Dvorak Redux

An update on my Dvorak learning experience, one year later. I switched one year ago, over Thanksgiving break.

When I started, my goal was to get to 40 WPM to feel comfortable getting my daily work done. With that goal accomplished, I ran drills continually with the MasterKey software, and watched my milestones go by: 50, 60, 70.

Today my average speed in drills—with accuracy—is 75 WPM, very close to what I was with QWERTY before the switch. What I lost in time and energy learning the new layout I’ve gained back in bunches with touch-typing skills and typing confidence. I’ve learned to use the top number row (and its related symbols) much better now, and rarely look down.

I don’t have efficiency stats to compare before and after, but my confidence and speed in typing make me feel great about this decision.

Verdict: typing is fun. Just like any tool I use, I’m aiming to master it—and I’ve found it’s more fun when done with confidence and expertise. Every day is stronger, faster, better.

In the Abstract, Yes

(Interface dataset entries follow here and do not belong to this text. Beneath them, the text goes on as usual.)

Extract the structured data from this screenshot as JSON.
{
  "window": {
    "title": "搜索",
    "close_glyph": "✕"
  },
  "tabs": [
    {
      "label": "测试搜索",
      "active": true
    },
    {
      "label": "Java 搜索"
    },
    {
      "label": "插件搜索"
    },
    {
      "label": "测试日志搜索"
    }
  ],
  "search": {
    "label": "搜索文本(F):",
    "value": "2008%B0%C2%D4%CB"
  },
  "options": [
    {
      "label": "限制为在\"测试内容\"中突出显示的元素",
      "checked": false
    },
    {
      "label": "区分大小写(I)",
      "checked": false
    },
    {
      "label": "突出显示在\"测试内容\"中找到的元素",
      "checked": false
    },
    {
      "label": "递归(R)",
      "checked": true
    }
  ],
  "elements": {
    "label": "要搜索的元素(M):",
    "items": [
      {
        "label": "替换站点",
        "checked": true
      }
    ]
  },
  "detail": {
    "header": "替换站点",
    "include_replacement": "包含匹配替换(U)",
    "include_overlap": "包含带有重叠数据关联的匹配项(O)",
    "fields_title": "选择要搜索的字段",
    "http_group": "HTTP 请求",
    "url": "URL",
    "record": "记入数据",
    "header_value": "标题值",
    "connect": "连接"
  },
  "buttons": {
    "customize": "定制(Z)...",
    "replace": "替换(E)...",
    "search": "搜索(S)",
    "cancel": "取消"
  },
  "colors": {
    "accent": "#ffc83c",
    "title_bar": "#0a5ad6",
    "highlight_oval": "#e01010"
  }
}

A pun-splosion in IRC today—at work—about naming children programming language terms reminded me of one of my all-time favorite puns.

A child psychologist who is all in favor of new, alternative discipline for kids comes home one day to find his two kids putting their hand prints in the freshly laid sidewalk in front of their house.

As he gives them a good wallop his wife gasps, “I thought you were against punishing your kids that way?!” He replies, “In the abstract, yes—but not in the concrete.”

(First seen in the ever-punderful book Treasury of Atrocious Puns by Bennett Cerf.)